# Work task:
In the data that follows, count every line holding the string "index" and give the count alone.

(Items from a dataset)
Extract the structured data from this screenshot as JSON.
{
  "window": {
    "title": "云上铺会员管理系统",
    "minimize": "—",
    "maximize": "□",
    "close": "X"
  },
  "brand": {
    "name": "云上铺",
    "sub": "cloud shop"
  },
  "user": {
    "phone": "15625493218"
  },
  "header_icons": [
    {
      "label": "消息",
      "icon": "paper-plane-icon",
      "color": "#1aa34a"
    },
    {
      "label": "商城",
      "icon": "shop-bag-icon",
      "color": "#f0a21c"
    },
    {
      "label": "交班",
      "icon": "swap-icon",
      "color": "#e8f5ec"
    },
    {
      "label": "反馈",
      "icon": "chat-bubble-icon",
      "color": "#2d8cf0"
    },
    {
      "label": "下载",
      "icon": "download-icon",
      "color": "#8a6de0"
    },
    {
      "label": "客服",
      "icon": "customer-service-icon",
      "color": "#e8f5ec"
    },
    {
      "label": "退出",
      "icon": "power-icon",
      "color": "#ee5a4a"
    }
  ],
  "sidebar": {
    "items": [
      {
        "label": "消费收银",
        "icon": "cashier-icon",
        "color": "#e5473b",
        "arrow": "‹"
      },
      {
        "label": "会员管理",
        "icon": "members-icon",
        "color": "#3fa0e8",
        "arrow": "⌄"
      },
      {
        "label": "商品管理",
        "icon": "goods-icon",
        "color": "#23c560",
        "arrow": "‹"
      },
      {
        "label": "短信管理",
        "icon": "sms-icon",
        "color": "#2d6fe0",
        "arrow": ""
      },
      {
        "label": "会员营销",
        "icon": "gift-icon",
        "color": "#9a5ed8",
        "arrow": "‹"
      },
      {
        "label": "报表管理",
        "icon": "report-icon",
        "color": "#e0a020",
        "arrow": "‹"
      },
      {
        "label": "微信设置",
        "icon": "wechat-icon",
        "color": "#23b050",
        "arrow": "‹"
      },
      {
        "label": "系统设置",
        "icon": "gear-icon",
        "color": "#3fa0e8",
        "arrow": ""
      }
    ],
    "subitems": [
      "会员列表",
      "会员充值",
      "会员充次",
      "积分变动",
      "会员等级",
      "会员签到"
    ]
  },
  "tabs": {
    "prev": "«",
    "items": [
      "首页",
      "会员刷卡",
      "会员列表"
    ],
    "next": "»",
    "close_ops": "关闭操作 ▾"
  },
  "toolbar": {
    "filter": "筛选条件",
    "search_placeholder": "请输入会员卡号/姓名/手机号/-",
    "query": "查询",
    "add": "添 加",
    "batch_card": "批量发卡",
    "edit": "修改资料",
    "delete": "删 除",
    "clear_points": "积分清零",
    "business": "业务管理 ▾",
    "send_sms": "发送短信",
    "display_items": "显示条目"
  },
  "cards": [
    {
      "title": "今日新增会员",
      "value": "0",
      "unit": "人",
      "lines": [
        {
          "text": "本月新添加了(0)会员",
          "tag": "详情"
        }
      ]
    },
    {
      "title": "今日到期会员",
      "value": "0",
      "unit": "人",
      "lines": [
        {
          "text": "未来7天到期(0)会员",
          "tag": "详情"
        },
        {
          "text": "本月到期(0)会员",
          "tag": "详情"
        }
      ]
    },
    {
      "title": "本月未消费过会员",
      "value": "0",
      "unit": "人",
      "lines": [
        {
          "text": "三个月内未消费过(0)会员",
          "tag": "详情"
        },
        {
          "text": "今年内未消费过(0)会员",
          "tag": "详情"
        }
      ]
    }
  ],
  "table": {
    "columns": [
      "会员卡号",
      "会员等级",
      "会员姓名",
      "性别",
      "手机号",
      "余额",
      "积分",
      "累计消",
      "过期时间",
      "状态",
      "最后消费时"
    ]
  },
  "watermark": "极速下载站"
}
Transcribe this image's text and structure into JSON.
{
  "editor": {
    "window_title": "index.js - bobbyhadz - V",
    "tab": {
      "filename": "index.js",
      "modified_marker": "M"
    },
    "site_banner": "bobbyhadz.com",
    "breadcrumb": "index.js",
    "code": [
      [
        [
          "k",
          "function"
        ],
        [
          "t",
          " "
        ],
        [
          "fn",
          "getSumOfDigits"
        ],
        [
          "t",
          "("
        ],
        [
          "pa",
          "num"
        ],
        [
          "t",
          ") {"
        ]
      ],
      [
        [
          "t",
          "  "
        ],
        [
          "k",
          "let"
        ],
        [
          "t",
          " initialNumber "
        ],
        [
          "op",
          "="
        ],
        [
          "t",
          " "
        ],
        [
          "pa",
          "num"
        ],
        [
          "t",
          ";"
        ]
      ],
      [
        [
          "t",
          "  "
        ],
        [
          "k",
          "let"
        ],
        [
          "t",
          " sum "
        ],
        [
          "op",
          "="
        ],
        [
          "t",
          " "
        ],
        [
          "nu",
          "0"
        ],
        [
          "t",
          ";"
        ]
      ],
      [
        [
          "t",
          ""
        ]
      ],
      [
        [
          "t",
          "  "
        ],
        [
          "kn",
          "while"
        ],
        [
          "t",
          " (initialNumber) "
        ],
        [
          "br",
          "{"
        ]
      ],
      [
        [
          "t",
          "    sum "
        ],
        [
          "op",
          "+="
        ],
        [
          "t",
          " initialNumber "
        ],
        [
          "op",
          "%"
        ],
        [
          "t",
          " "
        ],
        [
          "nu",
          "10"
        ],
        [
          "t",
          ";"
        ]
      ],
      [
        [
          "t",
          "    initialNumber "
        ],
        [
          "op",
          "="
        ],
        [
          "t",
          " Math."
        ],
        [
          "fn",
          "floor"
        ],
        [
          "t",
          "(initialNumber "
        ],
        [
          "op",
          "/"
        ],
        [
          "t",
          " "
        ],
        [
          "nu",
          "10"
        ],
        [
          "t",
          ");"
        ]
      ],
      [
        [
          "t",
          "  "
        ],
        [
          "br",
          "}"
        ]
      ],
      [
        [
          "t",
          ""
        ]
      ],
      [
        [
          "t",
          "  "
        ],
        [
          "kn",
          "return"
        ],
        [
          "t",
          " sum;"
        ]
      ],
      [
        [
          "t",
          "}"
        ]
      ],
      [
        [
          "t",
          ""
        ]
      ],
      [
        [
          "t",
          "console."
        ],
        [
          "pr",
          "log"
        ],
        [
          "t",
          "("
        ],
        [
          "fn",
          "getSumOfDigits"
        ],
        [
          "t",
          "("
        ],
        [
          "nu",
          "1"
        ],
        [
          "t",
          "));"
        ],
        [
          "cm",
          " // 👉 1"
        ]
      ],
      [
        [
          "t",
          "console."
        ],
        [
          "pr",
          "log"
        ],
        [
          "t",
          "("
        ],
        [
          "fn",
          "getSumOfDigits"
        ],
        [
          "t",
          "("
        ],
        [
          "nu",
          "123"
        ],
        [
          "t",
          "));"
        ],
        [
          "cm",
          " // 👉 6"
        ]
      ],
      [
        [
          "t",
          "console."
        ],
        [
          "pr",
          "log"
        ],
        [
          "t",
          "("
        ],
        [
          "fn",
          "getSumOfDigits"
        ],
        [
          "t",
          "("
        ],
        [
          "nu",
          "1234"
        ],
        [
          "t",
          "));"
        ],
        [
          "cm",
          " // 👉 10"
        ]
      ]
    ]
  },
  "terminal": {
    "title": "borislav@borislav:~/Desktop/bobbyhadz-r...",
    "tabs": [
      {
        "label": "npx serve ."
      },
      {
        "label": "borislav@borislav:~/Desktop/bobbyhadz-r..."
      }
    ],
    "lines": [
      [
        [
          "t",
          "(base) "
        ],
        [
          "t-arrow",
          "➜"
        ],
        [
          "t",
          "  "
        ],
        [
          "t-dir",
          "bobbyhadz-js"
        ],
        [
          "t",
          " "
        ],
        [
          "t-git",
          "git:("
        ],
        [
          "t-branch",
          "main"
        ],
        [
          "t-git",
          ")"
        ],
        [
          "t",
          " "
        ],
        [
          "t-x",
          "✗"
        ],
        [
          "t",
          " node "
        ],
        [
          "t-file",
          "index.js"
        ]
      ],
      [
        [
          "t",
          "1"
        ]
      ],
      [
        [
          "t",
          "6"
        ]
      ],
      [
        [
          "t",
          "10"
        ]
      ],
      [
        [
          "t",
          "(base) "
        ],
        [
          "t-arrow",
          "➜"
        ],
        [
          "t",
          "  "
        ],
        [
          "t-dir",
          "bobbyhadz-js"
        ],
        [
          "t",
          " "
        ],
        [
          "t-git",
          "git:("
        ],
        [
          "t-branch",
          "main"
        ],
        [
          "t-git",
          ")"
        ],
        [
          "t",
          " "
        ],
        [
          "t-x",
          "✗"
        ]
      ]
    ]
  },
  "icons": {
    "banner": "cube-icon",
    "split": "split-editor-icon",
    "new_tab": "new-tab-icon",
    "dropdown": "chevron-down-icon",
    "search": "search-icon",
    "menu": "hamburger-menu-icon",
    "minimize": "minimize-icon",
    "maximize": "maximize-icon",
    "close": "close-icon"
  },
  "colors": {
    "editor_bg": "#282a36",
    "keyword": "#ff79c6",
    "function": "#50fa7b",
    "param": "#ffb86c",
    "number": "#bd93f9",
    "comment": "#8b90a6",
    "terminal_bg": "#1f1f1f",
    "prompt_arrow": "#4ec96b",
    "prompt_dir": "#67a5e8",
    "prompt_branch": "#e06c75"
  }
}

# Result:
4